And so when John McCain says we’ll be there for 50 or 60 or 100 years, it is not just the loss of life, which is obviously the most tragic aspect of it, it’s also the fact that financially it is unsustainable. We will have spent $2 trillion at least, it’s estimated, by the time this whole thing is over. That’s enough to have rebuilt every road, bridge, hospital, school in America, and still have money left over.
BLITZER: All right.
OBAMA: But just one last point I want to make.
We are seeing Al Qaida stronger now than at any time since 2001. That is a significant threat that has to be dealt with. Because we have been distracted, we have ended up seeing a more dangerous situation, and so we are not — this is not just a matter of who is right and who is wrong about having gone to war or the surge. It’s also, how do we deal with the future threats? And as long as we’re bogged down in Iraq, we are not going to be able to deal with those future threats.
BLITZER: Senator Clinton, do you want to respond to Senator Edwards asking you whether you’re ready to commit to all combat troops being out of Iraq within a year?
CLINTON: What I have said is that I will move as quickly as possible. I hope to have nearly all out within a year.
We don’t know what we’re going to inherent from President Bush, but there is a big problem looming on the horizon that we had better pay attention to, and that is President Bush is intent upon negotiating a long-term agreement with Iraq which would have permanent bases, permanent troop presence. And he claims he does not need to come to the United States Congress to get permission, he only needs to go to the Iraqi parliament.
That is his stated public position. He was recently in the region, and it is clear that he intends to push forward on this to try to bind the United States government and his successor to his failed policy.
I have been strongly opposed to that. We should not be planning permanent bases and long-term troop commitments.
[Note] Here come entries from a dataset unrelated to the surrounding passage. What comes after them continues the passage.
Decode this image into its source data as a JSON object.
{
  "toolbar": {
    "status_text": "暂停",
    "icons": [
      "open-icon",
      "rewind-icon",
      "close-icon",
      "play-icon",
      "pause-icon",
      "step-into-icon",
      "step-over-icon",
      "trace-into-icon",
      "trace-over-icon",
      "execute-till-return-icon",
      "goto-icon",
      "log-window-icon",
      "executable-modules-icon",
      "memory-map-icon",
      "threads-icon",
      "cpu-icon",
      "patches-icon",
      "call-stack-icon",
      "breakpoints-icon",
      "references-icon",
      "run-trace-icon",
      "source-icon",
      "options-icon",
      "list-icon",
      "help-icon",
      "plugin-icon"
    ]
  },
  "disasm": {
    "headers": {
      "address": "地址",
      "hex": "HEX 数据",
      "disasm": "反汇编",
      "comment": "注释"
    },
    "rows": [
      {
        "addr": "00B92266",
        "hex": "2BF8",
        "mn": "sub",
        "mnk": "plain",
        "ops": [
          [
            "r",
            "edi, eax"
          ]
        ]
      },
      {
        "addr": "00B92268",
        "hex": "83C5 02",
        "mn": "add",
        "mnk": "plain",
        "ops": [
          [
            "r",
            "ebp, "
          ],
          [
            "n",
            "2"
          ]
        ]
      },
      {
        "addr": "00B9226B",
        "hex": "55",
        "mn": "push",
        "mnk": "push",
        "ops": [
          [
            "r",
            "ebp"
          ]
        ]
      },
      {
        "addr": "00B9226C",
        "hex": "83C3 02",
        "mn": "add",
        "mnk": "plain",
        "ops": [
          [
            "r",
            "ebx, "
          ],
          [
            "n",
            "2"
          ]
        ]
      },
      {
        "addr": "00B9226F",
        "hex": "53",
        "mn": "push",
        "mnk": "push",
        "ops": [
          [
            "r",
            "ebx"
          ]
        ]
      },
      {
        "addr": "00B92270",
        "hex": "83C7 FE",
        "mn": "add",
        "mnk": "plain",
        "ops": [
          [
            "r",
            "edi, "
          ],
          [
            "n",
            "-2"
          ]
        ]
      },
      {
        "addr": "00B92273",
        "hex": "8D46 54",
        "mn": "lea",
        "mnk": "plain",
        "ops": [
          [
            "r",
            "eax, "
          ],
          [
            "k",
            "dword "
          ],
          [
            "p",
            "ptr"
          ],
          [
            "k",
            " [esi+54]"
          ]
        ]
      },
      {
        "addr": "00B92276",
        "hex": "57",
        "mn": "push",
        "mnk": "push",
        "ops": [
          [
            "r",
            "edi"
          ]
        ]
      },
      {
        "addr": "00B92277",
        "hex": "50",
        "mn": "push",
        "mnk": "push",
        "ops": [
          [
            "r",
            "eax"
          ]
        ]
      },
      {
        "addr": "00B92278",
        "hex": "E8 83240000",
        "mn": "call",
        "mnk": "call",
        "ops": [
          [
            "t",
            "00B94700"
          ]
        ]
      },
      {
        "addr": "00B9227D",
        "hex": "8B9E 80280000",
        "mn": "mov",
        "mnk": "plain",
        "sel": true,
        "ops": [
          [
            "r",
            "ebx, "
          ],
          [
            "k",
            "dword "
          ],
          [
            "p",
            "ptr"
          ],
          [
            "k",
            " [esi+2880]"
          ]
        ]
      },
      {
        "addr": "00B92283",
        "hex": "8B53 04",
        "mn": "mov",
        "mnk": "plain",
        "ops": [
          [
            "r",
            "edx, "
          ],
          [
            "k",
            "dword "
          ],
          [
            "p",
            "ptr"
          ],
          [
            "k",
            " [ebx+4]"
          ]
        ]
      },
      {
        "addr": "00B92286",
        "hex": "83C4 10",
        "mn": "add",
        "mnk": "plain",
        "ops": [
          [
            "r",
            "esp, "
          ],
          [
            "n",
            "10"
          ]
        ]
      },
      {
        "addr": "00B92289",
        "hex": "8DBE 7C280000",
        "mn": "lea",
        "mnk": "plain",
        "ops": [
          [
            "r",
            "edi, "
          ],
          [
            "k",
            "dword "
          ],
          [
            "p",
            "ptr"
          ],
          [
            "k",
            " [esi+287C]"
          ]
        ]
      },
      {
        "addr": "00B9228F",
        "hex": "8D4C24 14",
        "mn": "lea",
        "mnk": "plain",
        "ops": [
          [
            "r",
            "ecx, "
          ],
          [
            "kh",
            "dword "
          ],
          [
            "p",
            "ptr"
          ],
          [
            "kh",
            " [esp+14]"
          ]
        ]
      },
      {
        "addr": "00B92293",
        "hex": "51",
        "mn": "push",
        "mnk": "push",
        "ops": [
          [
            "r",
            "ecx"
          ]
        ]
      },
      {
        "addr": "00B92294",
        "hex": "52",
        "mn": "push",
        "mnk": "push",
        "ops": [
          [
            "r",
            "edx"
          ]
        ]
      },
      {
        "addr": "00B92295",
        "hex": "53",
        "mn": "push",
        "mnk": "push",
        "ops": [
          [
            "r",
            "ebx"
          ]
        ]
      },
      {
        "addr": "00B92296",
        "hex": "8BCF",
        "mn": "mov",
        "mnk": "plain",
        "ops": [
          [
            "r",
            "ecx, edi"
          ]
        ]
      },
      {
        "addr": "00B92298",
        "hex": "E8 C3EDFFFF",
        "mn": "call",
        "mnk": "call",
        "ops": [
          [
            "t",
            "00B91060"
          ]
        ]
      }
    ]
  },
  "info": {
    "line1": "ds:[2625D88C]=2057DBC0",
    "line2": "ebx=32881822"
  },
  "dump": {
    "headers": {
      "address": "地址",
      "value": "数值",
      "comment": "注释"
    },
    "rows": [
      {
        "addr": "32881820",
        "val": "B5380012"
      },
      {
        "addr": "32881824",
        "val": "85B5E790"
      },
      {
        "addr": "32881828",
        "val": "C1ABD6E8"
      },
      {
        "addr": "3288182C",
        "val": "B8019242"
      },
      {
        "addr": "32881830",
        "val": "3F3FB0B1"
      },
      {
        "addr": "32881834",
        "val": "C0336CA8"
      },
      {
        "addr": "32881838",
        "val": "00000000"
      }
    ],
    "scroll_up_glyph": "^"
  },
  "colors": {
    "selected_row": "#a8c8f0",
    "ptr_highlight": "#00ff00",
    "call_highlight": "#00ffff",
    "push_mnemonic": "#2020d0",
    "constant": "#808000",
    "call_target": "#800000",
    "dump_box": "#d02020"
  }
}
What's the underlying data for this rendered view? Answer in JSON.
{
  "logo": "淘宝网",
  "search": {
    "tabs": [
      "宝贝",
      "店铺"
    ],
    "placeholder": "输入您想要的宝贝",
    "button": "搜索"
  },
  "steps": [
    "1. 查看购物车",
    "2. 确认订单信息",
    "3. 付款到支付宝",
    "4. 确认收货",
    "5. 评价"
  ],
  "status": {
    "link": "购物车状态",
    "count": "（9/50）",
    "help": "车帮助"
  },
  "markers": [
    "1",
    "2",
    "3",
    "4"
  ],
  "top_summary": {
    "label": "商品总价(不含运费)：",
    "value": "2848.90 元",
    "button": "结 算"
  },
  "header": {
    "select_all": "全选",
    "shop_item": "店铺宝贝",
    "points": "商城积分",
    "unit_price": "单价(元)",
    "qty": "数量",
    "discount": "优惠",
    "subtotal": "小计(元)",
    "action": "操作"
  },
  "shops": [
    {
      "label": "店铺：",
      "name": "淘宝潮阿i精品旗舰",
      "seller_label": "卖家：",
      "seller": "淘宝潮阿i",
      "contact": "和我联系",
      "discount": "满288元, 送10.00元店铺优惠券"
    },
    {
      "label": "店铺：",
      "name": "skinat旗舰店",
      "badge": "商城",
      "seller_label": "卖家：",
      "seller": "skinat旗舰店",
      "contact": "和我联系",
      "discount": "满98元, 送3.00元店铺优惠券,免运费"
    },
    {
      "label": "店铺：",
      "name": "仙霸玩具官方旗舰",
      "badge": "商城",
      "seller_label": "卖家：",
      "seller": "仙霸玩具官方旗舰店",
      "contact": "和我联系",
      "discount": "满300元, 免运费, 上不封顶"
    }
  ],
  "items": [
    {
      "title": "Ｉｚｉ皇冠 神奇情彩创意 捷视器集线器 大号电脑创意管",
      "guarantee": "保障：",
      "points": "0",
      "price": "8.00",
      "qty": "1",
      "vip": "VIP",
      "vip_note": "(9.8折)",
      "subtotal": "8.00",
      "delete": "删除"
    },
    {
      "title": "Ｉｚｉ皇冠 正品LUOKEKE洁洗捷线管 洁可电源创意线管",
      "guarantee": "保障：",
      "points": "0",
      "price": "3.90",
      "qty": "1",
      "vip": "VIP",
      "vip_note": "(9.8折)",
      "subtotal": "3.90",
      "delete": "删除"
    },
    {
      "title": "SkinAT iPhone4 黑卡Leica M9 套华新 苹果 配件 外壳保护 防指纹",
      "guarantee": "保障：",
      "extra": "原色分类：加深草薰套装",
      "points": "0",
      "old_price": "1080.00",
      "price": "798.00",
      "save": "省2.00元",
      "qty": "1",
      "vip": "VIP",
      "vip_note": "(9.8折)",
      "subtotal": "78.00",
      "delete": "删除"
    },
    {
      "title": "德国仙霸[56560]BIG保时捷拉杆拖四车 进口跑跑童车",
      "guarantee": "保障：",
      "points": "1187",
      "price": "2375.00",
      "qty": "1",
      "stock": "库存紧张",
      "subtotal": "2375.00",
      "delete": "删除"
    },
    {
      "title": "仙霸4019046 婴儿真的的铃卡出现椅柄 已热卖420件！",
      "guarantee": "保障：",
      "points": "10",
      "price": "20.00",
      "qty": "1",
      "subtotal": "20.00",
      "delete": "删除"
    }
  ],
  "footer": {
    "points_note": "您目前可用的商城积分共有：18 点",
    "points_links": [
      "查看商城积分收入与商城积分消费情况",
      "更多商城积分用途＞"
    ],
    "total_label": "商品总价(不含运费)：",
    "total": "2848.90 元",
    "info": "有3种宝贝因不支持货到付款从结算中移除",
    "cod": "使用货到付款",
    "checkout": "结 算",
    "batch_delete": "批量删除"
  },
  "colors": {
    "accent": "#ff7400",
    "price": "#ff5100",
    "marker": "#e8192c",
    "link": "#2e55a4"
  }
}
CLINTON: Obviously, we’ve got to rein in…
… President Bush. And I’ve proposed legislation and I know that members of the Congressional Black Caucus are looking at this, as well. We need legislation in a hurry which says, “No, Mr. Bush, you are the president of the United States of America. You cannot bind our country without coming to the United States Congress.” This is a treaty…
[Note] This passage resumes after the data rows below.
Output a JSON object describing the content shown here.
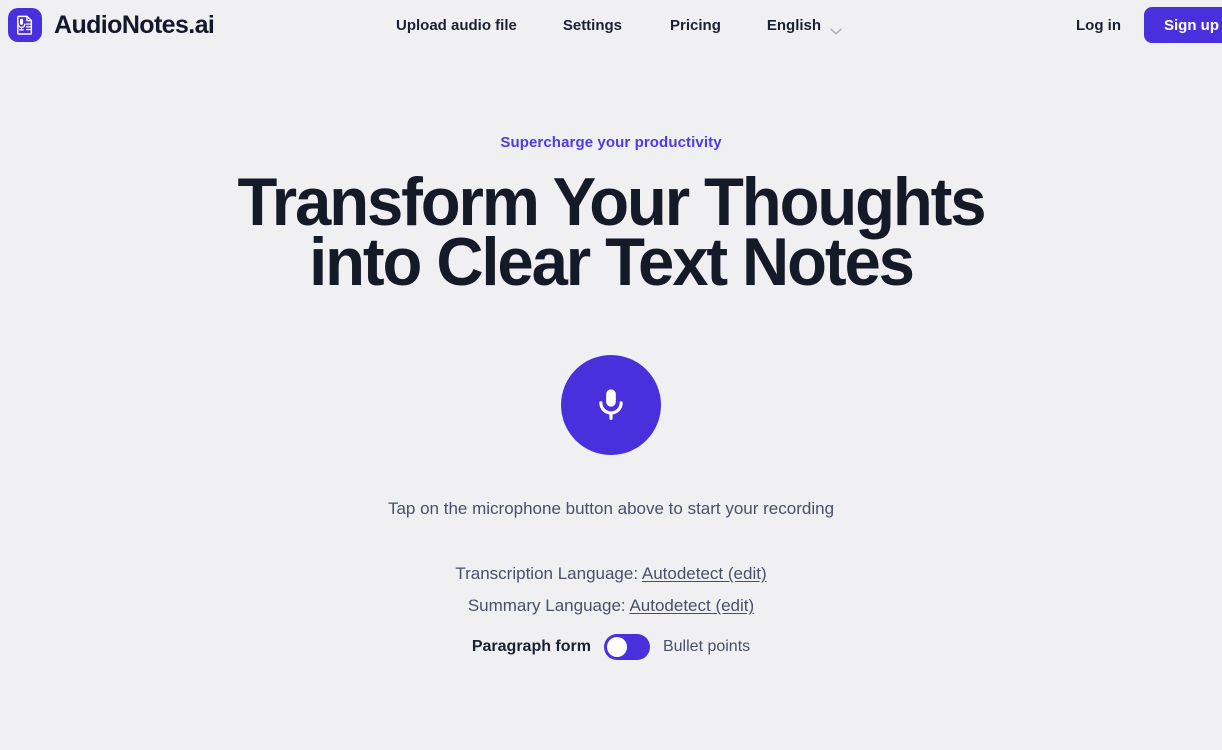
{
  "theme": {
    "background": "#f0f0f3",
    "accent": "#4a30dd",
    "accent_text": "#4f39e8",
    "heading": "#151a28",
    "body_text": "#47506b"
  },
  "header": {
    "logo_icon": "document-microphone-icon",
    "brand": "AudioNotes.ai",
    "nav": [
      {
        "label": "Upload audio file",
        "name": "nav-upload-audio-file"
      },
      {
        "label": "Settings",
        "name": "nav-settings"
      },
      {
        "label": "Pricing",
        "name": "nav-pricing"
      }
    ],
    "language": {
      "label": "English",
      "chevron_icon": "chevron-down-icon"
    },
    "login_label": "Log in",
    "signup_label": "Sign up"
  },
  "hero": {
    "eyebrow": "Supercharge your productivity",
    "headline_line1": "Transform Your Thoughts",
    "headline_line2": "into Clear Text Notes"
  },
  "recorder": {
    "mic_icon": "microphone-icon",
    "hint": "Tap on the microphone button above to start your recording"
  },
  "options": {
    "transcription_label": "Transcription Language:",
    "transcription_value": "Autodetect (edit)",
    "summary_label": "Summary Language:",
    "summary_value": "Autodetect (edit)",
    "toggle_left_label": "Paragraph form",
    "toggle_right_label": "Bullet points",
    "toggle_state": "Paragraph form"
  }
}
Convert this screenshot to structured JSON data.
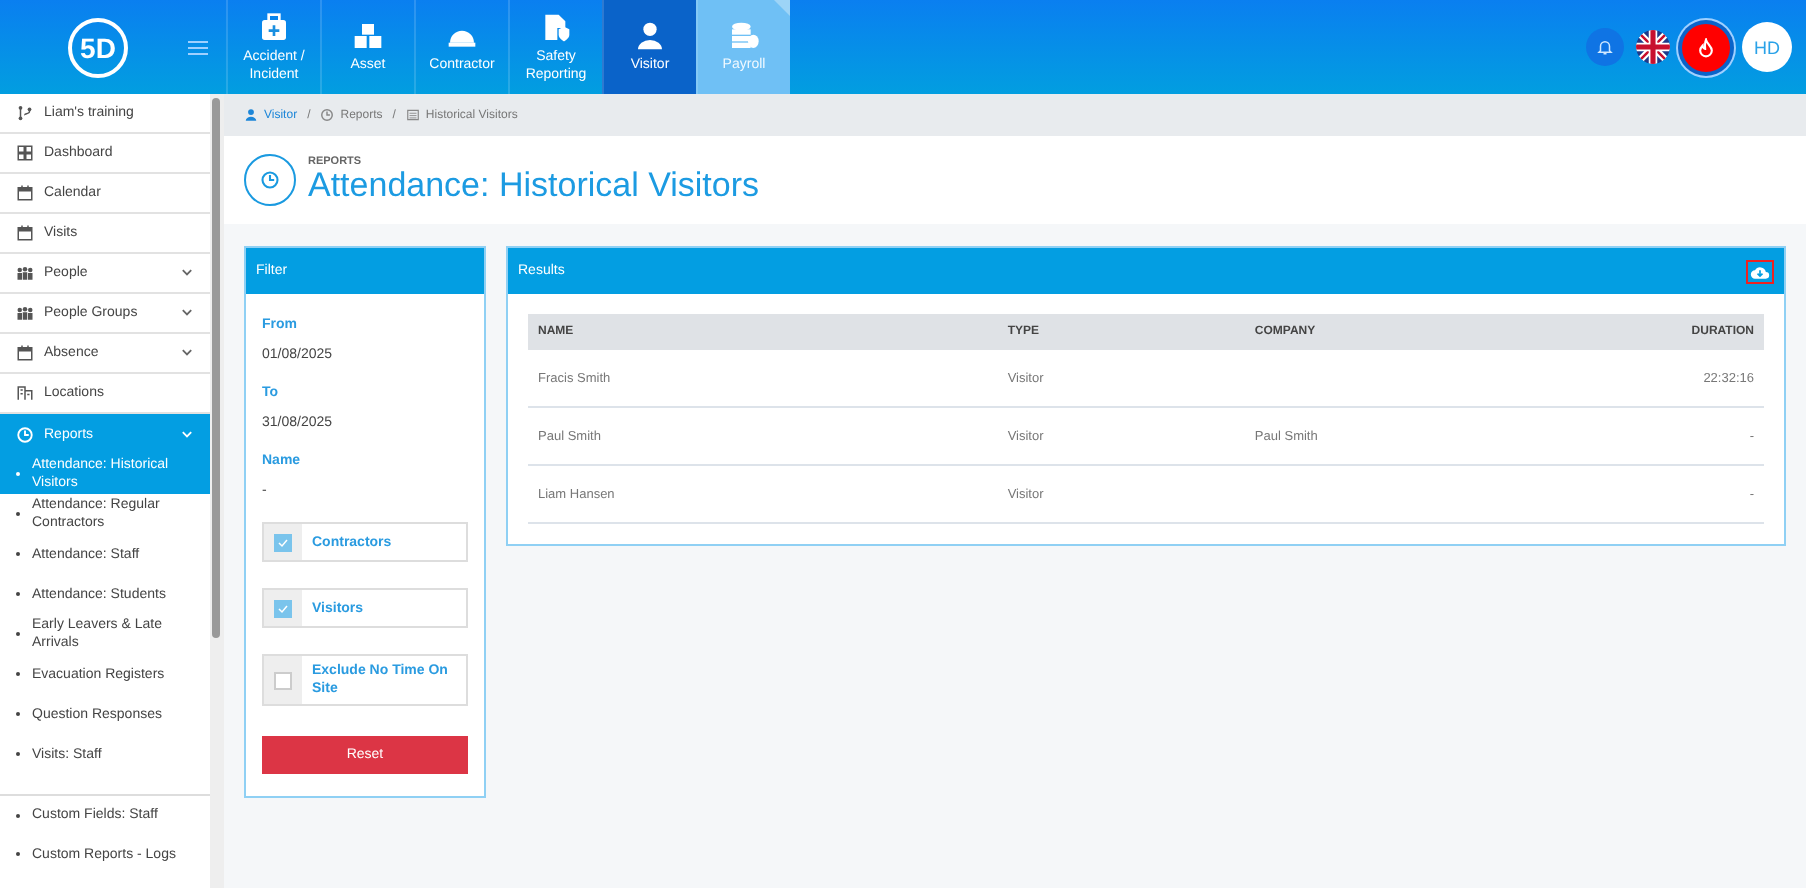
{
  "header": {
    "logo": "5D",
    "nav": [
      {
        "label": "Accident / Incident",
        "selected": false,
        "faded": false
      },
      {
        "label": "Asset",
        "selected": false,
        "faded": false
      },
      {
        "label": "Contractor",
        "selected": false,
        "faded": false
      },
      {
        "label": "Safety Reporting",
        "selected": false,
        "faded": false
      },
      {
        "label": "Visitor",
        "selected": true,
        "faded": false
      },
      {
        "label": "Payroll",
        "selected": false,
        "faded": true
      }
    ],
    "avatar": "HD"
  },
  "sidebar": {
    "items": [
      {
        "label": "Liam's training",
        "expandable": false,
        "selected": false
      },
      {
        "label": "Dashboard",
        "expandable": false,
        "selected": false
      },
      {
        "label": "Calendar",
        "expandable": false,
        "selected": false
      },
      {
        "label": "Visits",
        "expandable": false,
        "selected": false
      },
      {
        "label": "People",
        "expandable": true,
        "selected": false
      },
      {
        "label": "People Groups",
        "expandable": true,
        "selected": false
      },
      {
        "label": "Absence",
        "expandable": true,
        "selected": false
      },
      {
        "label": "Locations",
        "expandable": false,
        "selected": false
      },
      {
        "label": "Reports",
        "expandable": true,
        "selected": true,
        "children": [
          {
            "label": "Attendance: Historical Visitors",
            "selected": true,
            "separated": false
          },
          {
            "label": "Attendance: Regular Contractors",
            "selected": false,
            "separated": false
          },
          {
            "label": "Attendance: Staff",
            "selected": false,
            "separated": false
          },
          {
            "label": "Attendance: Students",
            "selected": false,
            "separated": false
          },
          {
            "label": "Early Leavers & Late Arrivals",
            "selected": false,
            "separated": false
          },
          {
            "label": "Evacuation Registers",
            "selected": false,
            "separated": false
          },
          {
            "label": "Question Responses",
            "selected": false,
            "separated": false
          },
          {
            "label": "Visits: Staff",
            "selected": false,
            "separated": false
          },
          {
            "label": "Custom Fields: Staff",
            "selected": false,
            "separated": true
          },
          {
            "label": "Custom Reports - Logs",
            "selected": false,
            "separated": false
          }
        ]
      }
    ]
  },
  "breadcrumb": [
    {
      "label": "Visitor"
    },
    {
      "separator": "/",
      "label": "Reports"
    },
    {
      "separator": "/",
      "label": "Historical Visitors"
    }
  ],
  "page": {
    "kicker": "REPORTS",
    "title": "Attendance: Historical Visitors"
  },
  "filter": {
    "title": "Filter",
    "fields": [
      {
        "label": "From",
        "value": "01/08/2025"
      },
      {
        "label": "To",
        "value": "31/08/2025"
      },
      {
        "label": "Name",
        "value": "-"
      }
    ],
    "checkboxes": [
      {
        "label": "Contractors",
        "checked": true
      },
      {
        "label": "Visitors",
        "checked": true
      },
      {
        "label": "Exclude No Time On Site",
        "checked": false
      }
    ],
    "reset": "Reset"
  },
  "results": {
    "title": "Results",
    "table": {
      "columns": [
        "NAME",
        "TYPE",
        "COMPANY",
        "DURATION"
      ],
      "rows": [
        [
          "Fracis Smith",
          "Visitor",
          "",
          "22:32:16"
        ],
        [
          "Paul Smith",
          "Visitor",
          "Paul Smith",
          "-"
        ],
        [
          "Liam Hansen",
          "Visitor",
          "",
          "-"
        ]
      ]
    }
  }
}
… that would have to be presented and approved, and it will not be. ‘